Option (1) Playing a bit with Gift in SP6, I realize that I have to increment preparation count every time I want to register a sampling so there is always an available item for creating a new gift/exchange out, not sure that is quite orthodox ?..

Option (2) Draw back for creating new “Destructive sample” preparation is that preparations aren’t related to each other individually, as far as I understand. Let me take an example : one collection object, several preparations (a few dried ones, an alcohol, etc.). Someone makes a sample of one dried preparation. One creates a new “Destructive sample” preparation to keep track of it, but how do you relate this new sampling prep to the dried prep ? With a free field?

Last, I’ve noticed there is a //Material Sample// table in the schema, very much oriented DNA, but neither SP6 nor SP7 seems to provide any default UI/forms for using this table. Conceptually speaking, it seemed to me, at first sight, the right table to use, but I’ve found very little information on the forum or the documentation, and looking more closely at the table and its relationships, it is outside the “interactions” so it doesn’t really do the job. Could Specify team briefly reminds how is it intended to be used and whether it could or should be Option (3) ?

Thanks in advance for sharing your views,

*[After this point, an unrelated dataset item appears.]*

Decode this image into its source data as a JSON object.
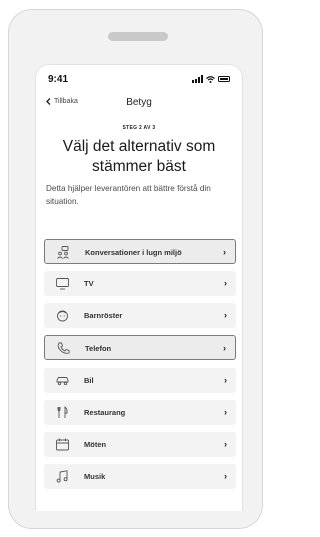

@pverley Have you considered using the Material Sample table that vertebrate collections traditionally use for tissue samples? This is related to individual preparations so that you can indicate which preparation the material sample was taken from and would satisfy your need in that respect. However you cannot loan/gift material samples so you would still need to create a loan or gift of the preparation to indicate who used it and why.

@pverley to answer the question of how we you can link DS preparations back to the source preparation if you decide to go the preparations route - you are correct there’s no inbuilt mechanism for that. what we do is we’ve added a new field which identifies the source preparation that the DS came from - we just enter the appropriate barcode in this field.

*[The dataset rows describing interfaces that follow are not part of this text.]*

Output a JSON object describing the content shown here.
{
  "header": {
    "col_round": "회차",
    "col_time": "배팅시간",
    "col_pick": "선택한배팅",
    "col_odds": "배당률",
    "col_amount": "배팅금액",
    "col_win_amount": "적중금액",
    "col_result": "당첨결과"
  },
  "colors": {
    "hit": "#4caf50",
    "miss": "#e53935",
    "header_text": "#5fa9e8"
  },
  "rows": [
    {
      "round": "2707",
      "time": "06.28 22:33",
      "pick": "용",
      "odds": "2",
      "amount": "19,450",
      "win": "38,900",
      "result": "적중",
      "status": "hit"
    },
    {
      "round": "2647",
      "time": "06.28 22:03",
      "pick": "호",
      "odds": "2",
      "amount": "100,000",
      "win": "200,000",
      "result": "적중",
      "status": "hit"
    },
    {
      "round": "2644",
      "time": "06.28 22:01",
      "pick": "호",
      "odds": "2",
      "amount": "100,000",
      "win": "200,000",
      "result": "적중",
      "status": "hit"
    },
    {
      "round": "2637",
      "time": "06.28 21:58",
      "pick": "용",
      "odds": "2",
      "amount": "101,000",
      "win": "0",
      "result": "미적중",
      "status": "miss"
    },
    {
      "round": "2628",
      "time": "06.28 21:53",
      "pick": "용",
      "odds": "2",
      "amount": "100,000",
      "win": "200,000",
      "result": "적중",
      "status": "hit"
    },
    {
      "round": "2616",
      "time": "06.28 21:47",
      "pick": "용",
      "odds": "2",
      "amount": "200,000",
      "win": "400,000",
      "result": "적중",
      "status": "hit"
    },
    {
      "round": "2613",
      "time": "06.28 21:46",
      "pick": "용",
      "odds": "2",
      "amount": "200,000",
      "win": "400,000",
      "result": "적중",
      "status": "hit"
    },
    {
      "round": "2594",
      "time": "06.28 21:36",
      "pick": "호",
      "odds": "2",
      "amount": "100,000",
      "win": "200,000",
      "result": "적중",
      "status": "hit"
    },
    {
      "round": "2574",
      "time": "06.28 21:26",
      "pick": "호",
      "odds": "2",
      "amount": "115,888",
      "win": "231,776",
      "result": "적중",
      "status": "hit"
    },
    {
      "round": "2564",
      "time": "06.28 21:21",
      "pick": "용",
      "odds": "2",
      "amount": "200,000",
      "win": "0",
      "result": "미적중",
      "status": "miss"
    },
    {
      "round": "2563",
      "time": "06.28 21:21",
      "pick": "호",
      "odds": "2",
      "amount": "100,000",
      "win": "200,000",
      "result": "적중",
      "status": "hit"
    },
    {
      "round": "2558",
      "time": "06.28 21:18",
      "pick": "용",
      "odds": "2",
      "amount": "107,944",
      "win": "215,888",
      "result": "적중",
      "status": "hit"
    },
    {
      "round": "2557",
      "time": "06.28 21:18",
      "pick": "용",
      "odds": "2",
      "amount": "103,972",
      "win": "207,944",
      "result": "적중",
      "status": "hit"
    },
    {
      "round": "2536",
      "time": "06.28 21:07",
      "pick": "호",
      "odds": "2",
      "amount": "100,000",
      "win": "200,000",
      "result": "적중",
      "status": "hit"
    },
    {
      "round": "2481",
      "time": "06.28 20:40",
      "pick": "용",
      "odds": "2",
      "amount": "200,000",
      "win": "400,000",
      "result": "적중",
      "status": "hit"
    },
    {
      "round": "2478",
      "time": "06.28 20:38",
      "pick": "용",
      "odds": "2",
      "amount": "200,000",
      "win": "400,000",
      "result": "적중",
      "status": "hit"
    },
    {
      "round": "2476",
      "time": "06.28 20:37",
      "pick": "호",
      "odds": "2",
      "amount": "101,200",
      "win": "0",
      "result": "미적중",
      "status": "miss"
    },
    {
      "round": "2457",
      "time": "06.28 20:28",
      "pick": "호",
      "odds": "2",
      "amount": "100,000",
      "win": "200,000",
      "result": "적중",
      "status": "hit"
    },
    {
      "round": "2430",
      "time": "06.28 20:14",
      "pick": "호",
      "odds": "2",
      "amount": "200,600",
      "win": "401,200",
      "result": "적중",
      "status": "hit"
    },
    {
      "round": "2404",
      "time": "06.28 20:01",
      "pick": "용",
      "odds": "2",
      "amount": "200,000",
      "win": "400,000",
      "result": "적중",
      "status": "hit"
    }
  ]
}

One part of the process that has given us a lot of discussion is how to record samples that were not approved for various reasons. Options for these would be:

  1. Sampling not permitted under specimen permit restrictions.

  2. Material not suitable for sampling request at this time (ie, methodologies not yet developed sufficiently to expect good results from the small amount of older material available). These may be approved in the future.

  3. Material has already been sampled.

  4. Requester not sufficiently experienced or associated with recognised institution.

Following substantial discussion with the curators at RBGE who undertake the destructive sampling, we are looking at protocols that allow us to record the reasons for a sampling event not being approved so that this information is available to assess future request. We are about to do some testing of some options to see how they work in practice.

We’d also be interested to know if/how other institutions record this information.